Other Healthy Environment Tools

Walkability Audits

A Walkability audit, also known as a walking workshop, is a useful tool for assessing the walkability (i.e., how easy and safe it is to walk) of a particular neighborhood or area of interest.  Walkability audits are experiential, that is, the auditors actually walk the roads and paths they are assessing to gain a real sense of what it's like to experience walking in the study area.  A set of criteria are used to measure different aspects of walkability, such as visibility, safety, and walking surfaces. 

Since 2005, HumPAL has participated in and led numerous walking audits in the Humboldt County communities of Rio Dell, Manila, McKinleyville, Arcata, Eureka, and Fortuna.  For more information on Walkability audits, visit the Walkability Audit page.

 • Transportation Demand Management

Transportation demand management, or TDM, refers to strategies that improve the efficiency of transportation resources and reduce travel demand. The goal of TDM is to reduce the number of single-occupancy private vehicles on roads, as well as the number of vehicle miles traveled (VMT). "Vehicle Miles Traveled (VMT) is the total number of miles driven by all vehicles within a given time period and geographic area. It is used by regional transportation and environmental agencies for planning purposes. VMT is influenced by factors such as population, age distribution, and the number of vehicles per household. However, the greatest factor by far is how land uses are arranged" (StreetsBlog).

Why Manage Transportation Demand?
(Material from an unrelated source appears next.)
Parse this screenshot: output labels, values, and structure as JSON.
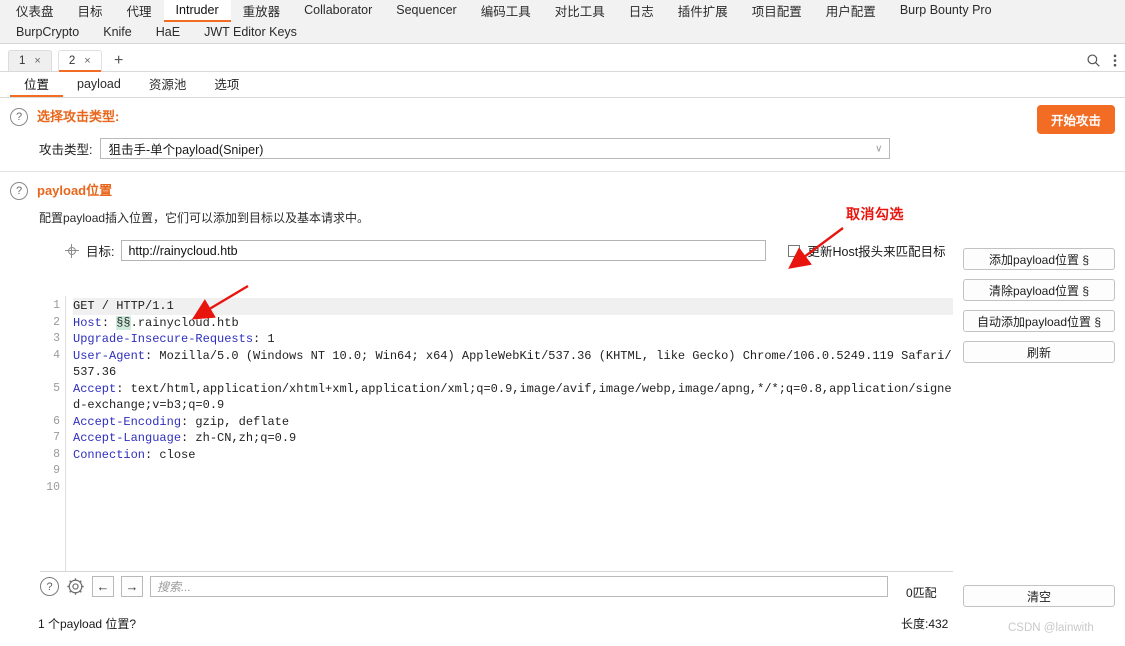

It saves people money! As gas prices increase, employees, business owners, and others can save money on gas by having a lot of travel options available to them - taking the bus, walking, carpooling, riding a bike, telecommuting... Managing transportation demand can also help address the problems of traffic congestion, air pollution, and related health and safety risks (collisions, asthma for example). Also a concern is the amount of land needed to accommodate vehicle traffic and parking. Using TDM approaches can lead to better environmental outcomes, improved public health, stronger communities, and more prosperous and livable communities. Learn about the Humboldt County TDM Pilot Project.